So, it turns out, Rupert Murdoch-owned tabloids aren’t the only ones capable of hacking. Easily the funniest thing to come out of the seedy News of the World scandal, hacker group LulzSec hacked the Murdoch-owned The Sun website to post a hilarious fake Rupert Murdoch death report. And then in true hacktivist style, the group ruined the punchline by boasting of their success in overly romanticized terms.
To post the fake death report, LulzSec redirected the Sun’s homepage to a new page posted on another Murdoch-owned publication, The London Times. The fake story reported that Murdoch had died of a palladium overdose in an apparent suicide (no, suicide isn’t funny, but the rest of the story is): "Officers on the scene report a broken glass, a box of vintage wine, and what seems to be a family album strewn across the floor, containing images from days gone by; some containing handpainted portraits of Murdoch in his early days, donning a top hat and monocle.” The story reports that Murdoch expired after collapsing on his favorite hedge trimmed in the shape of a galloping horse.
No one can convince me that that’s too inappropriate to be funny. (For the sake of journalistic integrity, as well as the integrity of VatorNews, please note: suicide isn’t funny.)
The story was up for a few minutes until a 404 Request from the massive number of hits the fake page was generating shut it down. An archived copy can be found here. So LulzSec improvised by redirecting The Sun’s homepage to the @LulzSec Twitter account, where users were treated to a slew of self-congratulatory tweets, including, but not limited to:
“Arrest us. We dare you. We are the unstoppable hacking generation and you are a wasted old sack of shit, Murdoch! ROW ROW FIGHT THE POWER!”
“Thank you, gentlemen… *salute* Breaking the unbreakable since 2011. Never stop sailing. You are free.”
“Don’t be a peon like the others. We are showing you a very small surface; the real damage is currently giving the admins heart attacks. ; )”
The last quip is hinting at the group’s supposed possession of The Sun’s internal emails and employee passwords.
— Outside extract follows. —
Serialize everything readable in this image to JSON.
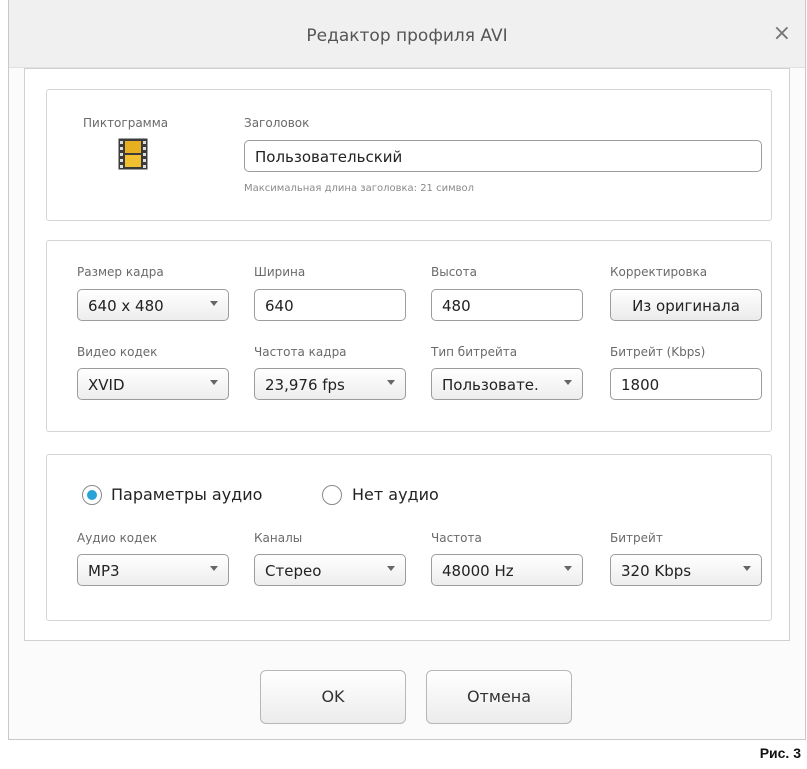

News International apparently attempted to post a statement on the fake story (newsint.co.uk/statement_regarding_the_sun.html), but LulzSec promptly overrode the page to redirect it, and it now doesn’t appear to be loading.
So what's the moral of the story? When someone commits an unspeakable wrong, like hacking into someone else's phone, the most direct way of expressing your outrage is to hack into their website.